Victor Frankenstein created a monster in the book Frankenstein. At first, Victor just wants to recreate human life, but he realized that the being looks ugly and thought that his creation is evil right off the bat. After some time pass by in the book, the monster slowly becomes a murderer due to Victor’s interference in making him suffered. This will make the monster as a victim to the cruelty of the world. The monster was treated horribly by the people in the story.
In the same way, she uses Victor Frankenstein to represent his display of humanity by showing responsibility and compassion for his creation. This also involves the Enlightenment era because Victor gains knowledges to create his creature, but instead he created a monster that he could not control. He starts to resent his own creation because of its imperfections and with that there is an emotional barrier between his creation and him. This only caused more problems as it made the monster feel lonely and unloved. When Frankenstein and the monster met again, the monster demanded that he creates a female companion for him.
His false portrayal and constant rejection never stopped him from adapting to society, evidently it did turn him down a dark and vengeful path. Just as it did for the Monster. When Frankenstein attempted to join society, he was rejected and chased out due to his differences, but he wasn’t as interested in joining the society as Grendel was. The monster was content staying away from humans until he happened upon the family of
The only way it becomes a murderer is when its main goal is to seek revenge. The creature is pissed off because he has been abandoned his whole life by his creator and with no one to take care of him he is left alone in this belligerent world. He can not simply be existing in this world where he has nobody to love. That is all he is looking for. He wants to love someone and feel secured by another’s love.

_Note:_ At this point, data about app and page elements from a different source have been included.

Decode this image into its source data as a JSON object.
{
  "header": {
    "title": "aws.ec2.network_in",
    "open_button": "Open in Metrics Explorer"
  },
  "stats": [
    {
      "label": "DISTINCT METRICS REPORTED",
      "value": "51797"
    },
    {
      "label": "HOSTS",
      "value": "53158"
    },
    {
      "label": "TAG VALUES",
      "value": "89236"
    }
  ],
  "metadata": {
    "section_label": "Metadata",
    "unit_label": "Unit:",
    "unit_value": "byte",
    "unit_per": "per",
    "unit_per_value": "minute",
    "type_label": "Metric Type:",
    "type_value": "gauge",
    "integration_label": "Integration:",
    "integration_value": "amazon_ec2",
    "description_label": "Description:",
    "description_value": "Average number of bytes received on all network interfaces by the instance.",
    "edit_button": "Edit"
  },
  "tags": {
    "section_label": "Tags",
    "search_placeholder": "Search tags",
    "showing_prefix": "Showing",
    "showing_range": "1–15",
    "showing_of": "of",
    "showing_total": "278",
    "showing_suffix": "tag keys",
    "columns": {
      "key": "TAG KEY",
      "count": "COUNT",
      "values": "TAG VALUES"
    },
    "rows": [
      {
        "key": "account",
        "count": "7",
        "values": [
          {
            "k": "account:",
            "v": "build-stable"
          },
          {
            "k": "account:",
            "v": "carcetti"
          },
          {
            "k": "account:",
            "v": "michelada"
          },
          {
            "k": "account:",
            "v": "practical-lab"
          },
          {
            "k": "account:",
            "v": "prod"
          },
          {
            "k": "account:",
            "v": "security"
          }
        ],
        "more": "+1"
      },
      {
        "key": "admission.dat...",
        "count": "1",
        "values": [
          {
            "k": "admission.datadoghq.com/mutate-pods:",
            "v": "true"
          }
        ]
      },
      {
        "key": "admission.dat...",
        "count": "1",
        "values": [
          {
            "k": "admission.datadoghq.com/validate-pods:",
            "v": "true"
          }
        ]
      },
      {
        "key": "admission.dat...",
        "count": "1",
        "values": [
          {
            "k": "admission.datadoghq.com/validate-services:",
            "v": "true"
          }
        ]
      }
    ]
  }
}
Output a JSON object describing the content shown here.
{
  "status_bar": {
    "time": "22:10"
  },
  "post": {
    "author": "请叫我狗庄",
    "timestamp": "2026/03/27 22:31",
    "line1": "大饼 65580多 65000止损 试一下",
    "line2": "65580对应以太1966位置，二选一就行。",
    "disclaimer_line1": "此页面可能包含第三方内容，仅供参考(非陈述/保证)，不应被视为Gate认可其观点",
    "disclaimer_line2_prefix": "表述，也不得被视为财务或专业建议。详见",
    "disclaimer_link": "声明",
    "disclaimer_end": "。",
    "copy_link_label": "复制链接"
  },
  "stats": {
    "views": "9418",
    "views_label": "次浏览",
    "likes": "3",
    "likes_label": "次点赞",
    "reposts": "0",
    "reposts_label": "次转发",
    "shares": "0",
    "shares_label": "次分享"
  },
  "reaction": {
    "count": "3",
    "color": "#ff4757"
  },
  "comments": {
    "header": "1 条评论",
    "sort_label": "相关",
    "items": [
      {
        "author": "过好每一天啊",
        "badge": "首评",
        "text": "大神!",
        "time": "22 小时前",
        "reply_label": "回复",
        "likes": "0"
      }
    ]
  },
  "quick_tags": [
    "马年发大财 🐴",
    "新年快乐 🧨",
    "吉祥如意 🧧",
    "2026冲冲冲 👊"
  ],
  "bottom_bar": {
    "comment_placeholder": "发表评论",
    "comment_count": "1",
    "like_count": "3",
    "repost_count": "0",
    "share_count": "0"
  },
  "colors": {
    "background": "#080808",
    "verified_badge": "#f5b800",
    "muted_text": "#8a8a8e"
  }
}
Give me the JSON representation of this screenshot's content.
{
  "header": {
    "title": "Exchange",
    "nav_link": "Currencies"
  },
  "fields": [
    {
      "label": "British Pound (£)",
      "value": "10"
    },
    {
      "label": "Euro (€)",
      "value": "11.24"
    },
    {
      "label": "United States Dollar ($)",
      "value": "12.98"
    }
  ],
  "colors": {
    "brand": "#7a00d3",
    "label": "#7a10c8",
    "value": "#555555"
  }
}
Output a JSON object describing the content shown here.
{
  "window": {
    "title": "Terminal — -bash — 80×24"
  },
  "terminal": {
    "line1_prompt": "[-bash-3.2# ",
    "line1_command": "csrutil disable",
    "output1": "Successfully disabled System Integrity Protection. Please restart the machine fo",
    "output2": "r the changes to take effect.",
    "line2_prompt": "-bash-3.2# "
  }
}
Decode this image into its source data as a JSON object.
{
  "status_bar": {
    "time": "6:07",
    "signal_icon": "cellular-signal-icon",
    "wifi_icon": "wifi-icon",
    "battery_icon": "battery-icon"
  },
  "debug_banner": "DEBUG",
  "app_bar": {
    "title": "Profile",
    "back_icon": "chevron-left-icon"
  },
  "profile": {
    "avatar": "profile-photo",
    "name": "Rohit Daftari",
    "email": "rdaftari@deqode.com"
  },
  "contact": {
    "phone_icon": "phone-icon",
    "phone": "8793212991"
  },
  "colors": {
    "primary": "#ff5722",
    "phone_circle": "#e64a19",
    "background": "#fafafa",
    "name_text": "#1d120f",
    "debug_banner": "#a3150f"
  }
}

Initially, it was a huge issue with Herman and became only worse when he was finally unable to work at all. He feared there would be no one to maintain the house and take care of the children if she was working. It also threatened his masculinity, but similar to the families in the museum, they had no choice. If he wanted his children to eat and have a home he had to allow Katie to work. Several other ideas also overlapped between the Tenement Museum and Jews without Money.
Franz let him know that "When you forgive, you love and when you love, you forgive." (Into the Wild) Since he spent his life being upset with his parents, he never forgave them, so he couldn 't love them. Going to Alaska was his way of running away from his problems and trying to put them in the back of his mind. Doing so would only hinder any other close relationship he encounters because of his lack of trust. The majority of his perspectives on life and society originated from the hatred that he felt towards his parents; he opposed all that they wanted for him.
Because of the loving and care he received from his parents, Alphonse Frankenstein and Caroline Beaufort, Victor found himself unable to function around a new group of people when he got to the university. "I, who had ever been surrounded by amiable companions, continually engaged in endeavoring to bestow mutual pleasure. I was now alone. In the university whither I was going I must form my own friends and be my own protector" (26). The isolated Victor is different in several ways including his manner, and the way he goes about his education, which is more focused and ultimately more obsessive.